I attended my old Winkel today. Pastor Heath Curtis led a beautiful Divine Service, anticipating the commemoration of the Cappadocians. After a fine lunch, he led through a discussion of the Braunschweig-Wolfenbüttel Church Order (authored by Chemnitz and Andreae) as providing a bit of context for their words in the Formula, Article X, dealing with the freedom of the Church to regulate ceremonies (I noted that he skipped all the goodies about reforming the monasteries!).
This Church Order starts out with the typically Lutheran stress on the strict distinction between that which is of Divine mandate and origin and that which is human custom. Yet, it doesn't at all leave that which is human custom as merely being "well, it doesn't matter you do with that." Rather, with a keen eye toward what pastorally serves, with a concern to be in step with the churches of the same confession in neighboring territories, with an eye toward what is fitting with the holy gifts that the people of God assemble to receive, and with a concern for the specific context in which the gifts are to be administered (city at the time meant more resources musically than country; country was very limited in what it could accomplish musically; nowadays, that's almost reversed itself!), the Order offers specific regulations (gasp!) that the Visitors were to see were in use.
Was ist das? as the Catechism asks. Pastor Curtis helpfully traced through a bit of the history: Walther and company did not insist on the same Agenda (the Loehe Agenda was fine if you didn't want to use the Saxon one), but they did insist on "doctrinally pure Agenda and hymnbooks" and that's the language of our Constitution to this day. For a long time in the LCMS there was a bit of a "gentleman's agreement" (Pr. Curtis' words) that we use the orders in the hymnal. No one insisted that it MUST be so, but it generally was the case. The 1941 Hymnal triumphed and pretty much wherever you went in the LCMS you could expect the Divine Service (or the abbreviated "Morning Service") with the odd Vespers or Matins thrown in.
The reforms that had begun in Rome with Vatican II and all that that unleashed (that's a bit simplistic, since the reforms were agitated for before they were adopted), showed up in the LCMS with the 1969 Worship Supplement. Not one form of the Divine Service, but three distinct settings - with different texts in the settings. And from there the movement toward diverse practice grew and grew. He also noted the publication of Lueke's book as a bit of a watermark. And so we reach the situation we live in today: even within the Hymnal itself we have no less than FOUR distinct textually different Divine Services in five distinct musical settings. And there are many for whom even this is not enough! And so on to the countless tinkerings and toyings that result in many a bewildered parishioner not knowing exactly WHAT he's to be served up on a given Sunday. We're a long, long way from the days of the Braunschweig-Wolfenbüttel Church Order!

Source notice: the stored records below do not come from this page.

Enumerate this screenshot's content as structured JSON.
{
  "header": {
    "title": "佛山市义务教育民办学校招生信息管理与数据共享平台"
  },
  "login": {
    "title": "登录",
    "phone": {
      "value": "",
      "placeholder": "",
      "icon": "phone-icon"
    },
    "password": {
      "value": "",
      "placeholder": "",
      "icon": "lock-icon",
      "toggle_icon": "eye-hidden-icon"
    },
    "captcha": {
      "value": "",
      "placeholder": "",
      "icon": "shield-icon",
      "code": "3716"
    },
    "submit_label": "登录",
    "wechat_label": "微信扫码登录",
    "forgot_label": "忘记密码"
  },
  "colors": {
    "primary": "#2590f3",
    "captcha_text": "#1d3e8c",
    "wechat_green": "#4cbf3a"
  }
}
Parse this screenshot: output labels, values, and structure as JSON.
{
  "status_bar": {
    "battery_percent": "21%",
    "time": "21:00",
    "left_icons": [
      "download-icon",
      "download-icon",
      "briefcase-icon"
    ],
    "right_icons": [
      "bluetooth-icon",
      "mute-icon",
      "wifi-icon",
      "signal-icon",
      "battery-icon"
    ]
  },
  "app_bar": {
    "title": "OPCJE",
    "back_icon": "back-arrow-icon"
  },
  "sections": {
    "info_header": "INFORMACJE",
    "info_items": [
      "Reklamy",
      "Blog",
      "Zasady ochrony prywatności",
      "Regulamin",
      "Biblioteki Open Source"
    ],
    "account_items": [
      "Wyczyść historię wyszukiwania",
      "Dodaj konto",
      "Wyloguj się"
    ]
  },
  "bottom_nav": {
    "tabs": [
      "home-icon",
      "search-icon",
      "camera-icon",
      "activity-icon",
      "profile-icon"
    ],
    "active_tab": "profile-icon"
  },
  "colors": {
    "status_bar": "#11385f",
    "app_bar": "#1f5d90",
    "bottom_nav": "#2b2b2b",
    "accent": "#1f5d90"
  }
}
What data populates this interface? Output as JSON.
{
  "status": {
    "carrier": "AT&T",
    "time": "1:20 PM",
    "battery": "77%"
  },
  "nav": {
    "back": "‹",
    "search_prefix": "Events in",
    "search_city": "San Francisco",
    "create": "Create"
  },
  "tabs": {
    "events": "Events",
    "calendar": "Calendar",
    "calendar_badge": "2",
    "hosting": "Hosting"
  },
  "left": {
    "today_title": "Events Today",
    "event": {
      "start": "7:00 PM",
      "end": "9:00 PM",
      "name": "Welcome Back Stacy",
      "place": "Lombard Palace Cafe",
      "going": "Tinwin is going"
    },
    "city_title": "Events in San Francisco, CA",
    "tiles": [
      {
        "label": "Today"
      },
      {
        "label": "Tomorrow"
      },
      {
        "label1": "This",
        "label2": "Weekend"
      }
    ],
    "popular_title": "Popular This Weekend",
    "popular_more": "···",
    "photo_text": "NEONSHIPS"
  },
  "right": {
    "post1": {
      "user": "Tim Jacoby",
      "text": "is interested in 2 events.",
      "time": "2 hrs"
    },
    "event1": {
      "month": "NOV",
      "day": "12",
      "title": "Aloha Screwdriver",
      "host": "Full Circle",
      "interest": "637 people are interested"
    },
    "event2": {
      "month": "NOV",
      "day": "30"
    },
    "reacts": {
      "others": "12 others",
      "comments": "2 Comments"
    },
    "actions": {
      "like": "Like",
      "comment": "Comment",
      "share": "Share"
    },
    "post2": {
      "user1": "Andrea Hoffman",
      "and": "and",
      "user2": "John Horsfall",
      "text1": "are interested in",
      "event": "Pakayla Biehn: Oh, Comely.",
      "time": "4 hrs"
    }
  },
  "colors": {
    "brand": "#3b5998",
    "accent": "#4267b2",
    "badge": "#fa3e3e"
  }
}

Is there a path back toward some semblance of liturgical unity? Pr. Curtis noted that every time he has carefully separated out the question of instrumentation and liturgical action and simply asked for agreement to use the TEXT of the liturgy as provided in one of our hymnals, he has been told "no, that's a violation of Christian freedom." As in FC X. As in from the same folks who wrote a binding church order and expected it to be used as printed. Hmm.
The sad truth that Lutherans must face is that there is a nasty little pope (aka, the old adam) inside each one of us. He'd like to do things HIS way. The liturgy is not in least part a gift given to curb that wretch. By not insisting on "my" way of doing things, but submitting to one another in the way "we" have approved and agreed, we actually help the fellow back to his baptismal grave where he belongs.
Our President has suggested the way back toward liturgical unity will be by way of agreeing to the use of the Church's ORDO. And this is bigger than text. This is the frame, the skeleton, of the Church's ordered action in the Divine Service which you recognize beneath the Lutheran Divine Service, the Roman Mass, the Book of Common Prayer liturgy and even the Eastern services. There is a structure there, a framing, on which the common action hangs.
The temptation is to grasp hold of that skeletal frame and say: See, that's the lot! But it's not the lot, its the frame on which the lot hangs, the shape on which the living tissue rests. We don't want a liturgical skeleton, but a living body (i.e., ask: "what's the least we HAVE to do for this to be a Lutheran liturgy?" and you're talking bones and not living flesh!). We need to grasp and understand the skeleton to be sure. But we also need to get the way that we have historically had that basic frame fleshed out and adorned. But we have to start somewhere and so bones it may have to be.
Preparation + Service of the Word (praise, hearing of God's Word read in an ordered and orderly fashion, Creed, Sermon, Offering, Intercession) + Service of the Sacrament (Thanksgiving - for which Preface and Sanctus serve admirably, Our Father, Verba, Distribution with hymns of praise, Thanksgiving and Blessing)
Random thoughts provoked by a good Winkel.